[Web page and app entries]
————

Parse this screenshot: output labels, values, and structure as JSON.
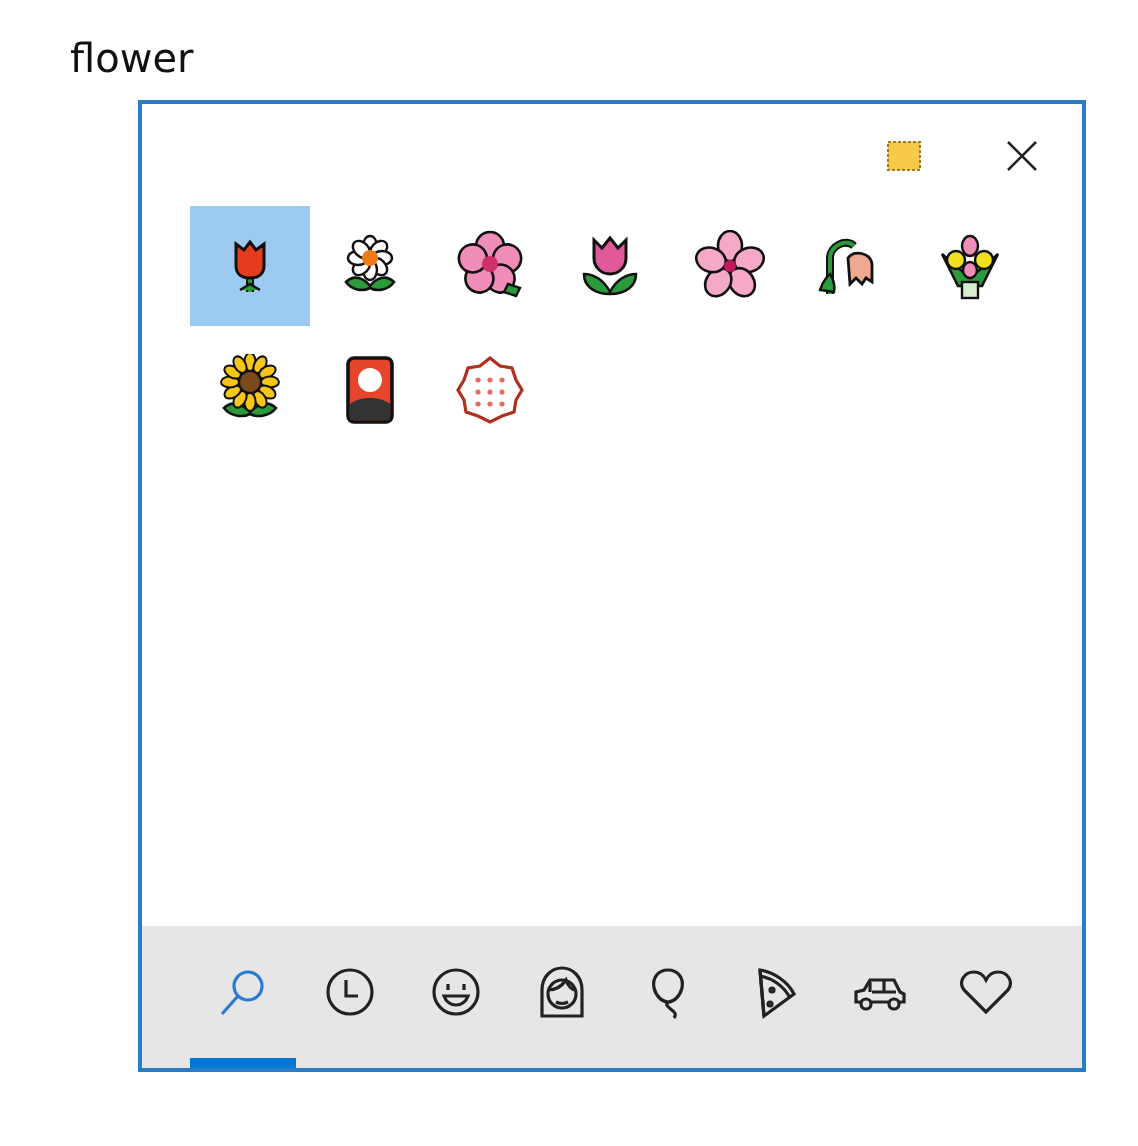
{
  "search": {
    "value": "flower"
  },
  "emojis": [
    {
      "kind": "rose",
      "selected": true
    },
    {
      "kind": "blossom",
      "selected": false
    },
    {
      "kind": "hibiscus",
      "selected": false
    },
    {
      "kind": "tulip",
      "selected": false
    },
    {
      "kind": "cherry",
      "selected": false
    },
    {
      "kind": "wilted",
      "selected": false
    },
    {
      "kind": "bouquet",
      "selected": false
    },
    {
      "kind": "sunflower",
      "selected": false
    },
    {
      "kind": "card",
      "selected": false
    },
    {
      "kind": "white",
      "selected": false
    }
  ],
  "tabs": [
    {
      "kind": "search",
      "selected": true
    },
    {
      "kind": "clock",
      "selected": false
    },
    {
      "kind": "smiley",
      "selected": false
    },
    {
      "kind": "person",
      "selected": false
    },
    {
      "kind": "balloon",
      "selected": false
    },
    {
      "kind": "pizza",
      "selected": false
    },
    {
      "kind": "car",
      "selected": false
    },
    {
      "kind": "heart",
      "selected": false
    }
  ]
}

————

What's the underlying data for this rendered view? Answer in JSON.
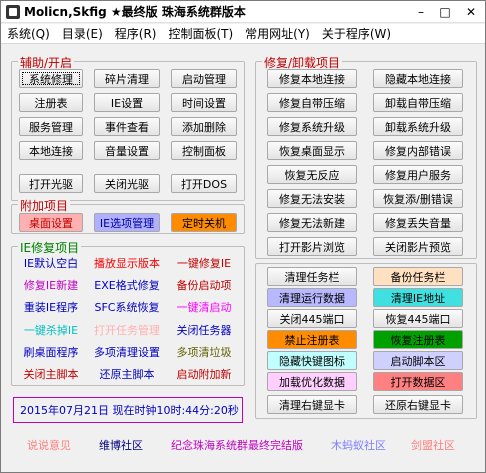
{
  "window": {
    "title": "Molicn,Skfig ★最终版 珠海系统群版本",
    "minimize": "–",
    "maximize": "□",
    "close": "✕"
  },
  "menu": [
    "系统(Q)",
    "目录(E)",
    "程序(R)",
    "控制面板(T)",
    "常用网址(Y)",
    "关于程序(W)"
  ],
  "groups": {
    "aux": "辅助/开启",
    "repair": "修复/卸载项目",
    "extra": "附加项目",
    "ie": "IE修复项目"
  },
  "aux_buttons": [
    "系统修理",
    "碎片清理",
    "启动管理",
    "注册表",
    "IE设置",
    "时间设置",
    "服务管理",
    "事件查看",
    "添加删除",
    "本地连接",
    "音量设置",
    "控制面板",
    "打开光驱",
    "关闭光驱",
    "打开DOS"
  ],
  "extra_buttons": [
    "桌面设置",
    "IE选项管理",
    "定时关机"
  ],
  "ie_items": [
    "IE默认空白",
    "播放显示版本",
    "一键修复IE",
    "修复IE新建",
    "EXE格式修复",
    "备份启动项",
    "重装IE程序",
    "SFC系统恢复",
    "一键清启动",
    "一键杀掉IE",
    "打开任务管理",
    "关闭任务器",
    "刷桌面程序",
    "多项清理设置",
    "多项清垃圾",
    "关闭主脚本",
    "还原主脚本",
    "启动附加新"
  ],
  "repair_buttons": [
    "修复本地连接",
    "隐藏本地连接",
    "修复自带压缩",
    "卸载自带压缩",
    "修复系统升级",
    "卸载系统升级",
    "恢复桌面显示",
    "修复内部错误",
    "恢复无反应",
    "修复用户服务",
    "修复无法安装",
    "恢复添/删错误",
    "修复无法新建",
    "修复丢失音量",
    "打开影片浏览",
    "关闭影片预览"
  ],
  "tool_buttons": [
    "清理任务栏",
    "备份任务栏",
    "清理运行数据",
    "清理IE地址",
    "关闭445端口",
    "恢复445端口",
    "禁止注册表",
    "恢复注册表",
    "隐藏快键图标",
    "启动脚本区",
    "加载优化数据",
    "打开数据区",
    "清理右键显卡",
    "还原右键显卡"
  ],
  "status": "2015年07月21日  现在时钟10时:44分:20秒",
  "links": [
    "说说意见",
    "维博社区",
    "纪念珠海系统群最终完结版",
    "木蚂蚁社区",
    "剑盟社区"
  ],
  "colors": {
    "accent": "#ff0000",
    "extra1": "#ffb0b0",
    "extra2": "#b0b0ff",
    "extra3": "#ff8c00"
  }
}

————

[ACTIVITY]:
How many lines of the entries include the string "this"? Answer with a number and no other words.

[ANSWER TO THE PROBLEM]:
2